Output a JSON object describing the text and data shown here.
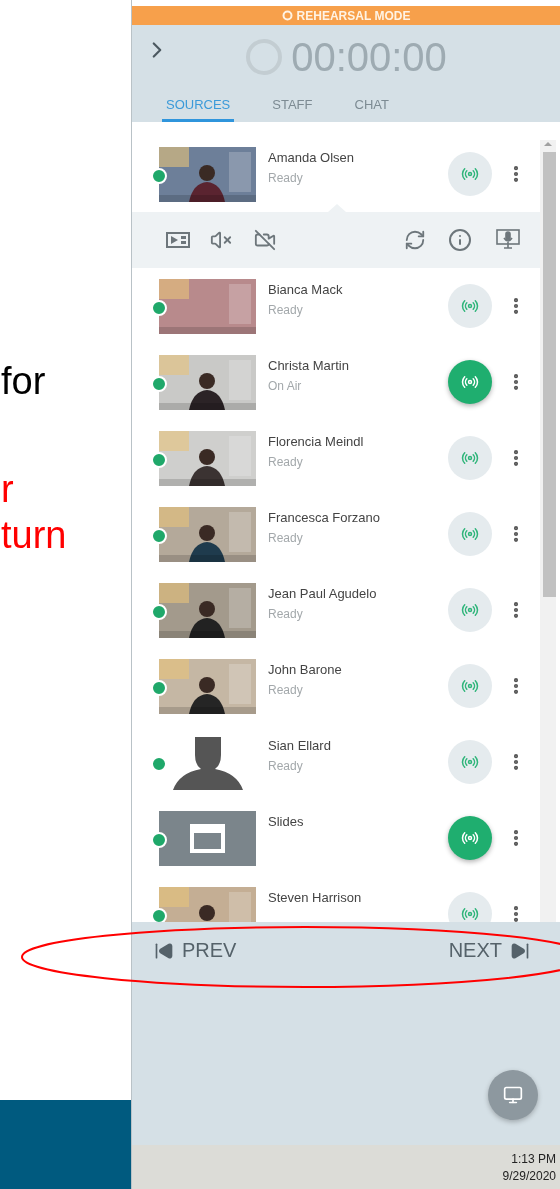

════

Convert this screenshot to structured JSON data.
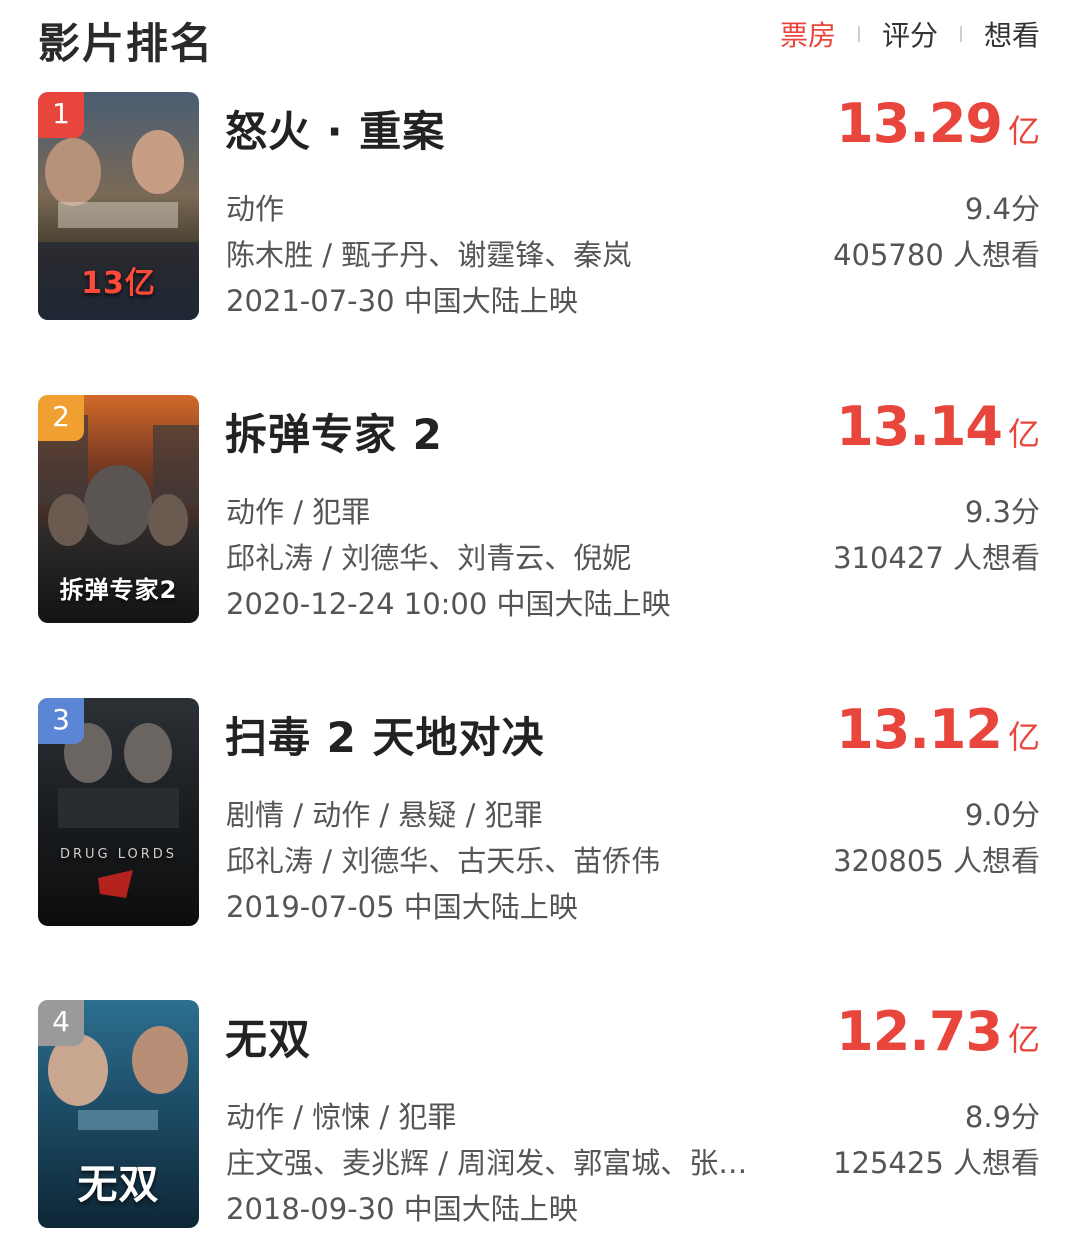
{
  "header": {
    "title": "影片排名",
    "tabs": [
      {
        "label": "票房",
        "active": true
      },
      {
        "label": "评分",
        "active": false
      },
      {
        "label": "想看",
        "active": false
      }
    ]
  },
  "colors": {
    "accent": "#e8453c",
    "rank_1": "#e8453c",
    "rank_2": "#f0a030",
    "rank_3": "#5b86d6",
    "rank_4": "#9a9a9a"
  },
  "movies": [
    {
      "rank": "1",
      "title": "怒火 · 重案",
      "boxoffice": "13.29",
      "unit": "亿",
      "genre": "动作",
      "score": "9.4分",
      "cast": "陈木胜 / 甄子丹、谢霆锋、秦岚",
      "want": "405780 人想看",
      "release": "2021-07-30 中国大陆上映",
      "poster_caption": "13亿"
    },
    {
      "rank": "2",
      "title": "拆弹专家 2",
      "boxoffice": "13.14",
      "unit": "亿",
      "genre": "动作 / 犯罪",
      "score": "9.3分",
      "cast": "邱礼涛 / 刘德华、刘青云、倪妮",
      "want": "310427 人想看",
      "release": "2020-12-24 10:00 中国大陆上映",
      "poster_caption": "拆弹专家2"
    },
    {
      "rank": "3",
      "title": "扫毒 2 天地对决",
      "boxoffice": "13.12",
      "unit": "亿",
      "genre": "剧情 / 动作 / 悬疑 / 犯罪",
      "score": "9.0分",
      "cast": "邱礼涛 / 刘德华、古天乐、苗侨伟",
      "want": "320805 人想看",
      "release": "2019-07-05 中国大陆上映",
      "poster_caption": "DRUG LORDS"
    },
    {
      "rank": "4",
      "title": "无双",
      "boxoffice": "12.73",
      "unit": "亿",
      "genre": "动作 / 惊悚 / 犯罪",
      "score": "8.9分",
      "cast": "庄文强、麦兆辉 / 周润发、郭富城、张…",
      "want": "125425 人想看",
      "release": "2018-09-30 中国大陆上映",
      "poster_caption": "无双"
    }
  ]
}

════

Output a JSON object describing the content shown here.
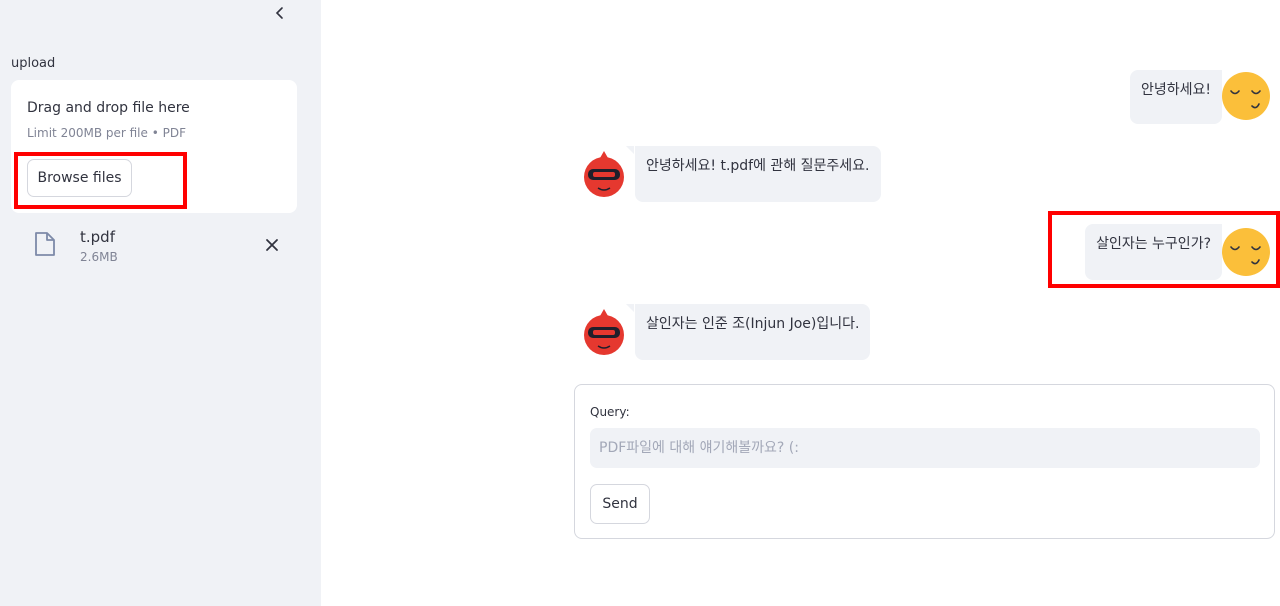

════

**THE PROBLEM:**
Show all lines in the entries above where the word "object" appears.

**EXERCISE ANSWER:**
Output a JSON object describing the text and data shown here.
Output a JSON object describing the content shown here.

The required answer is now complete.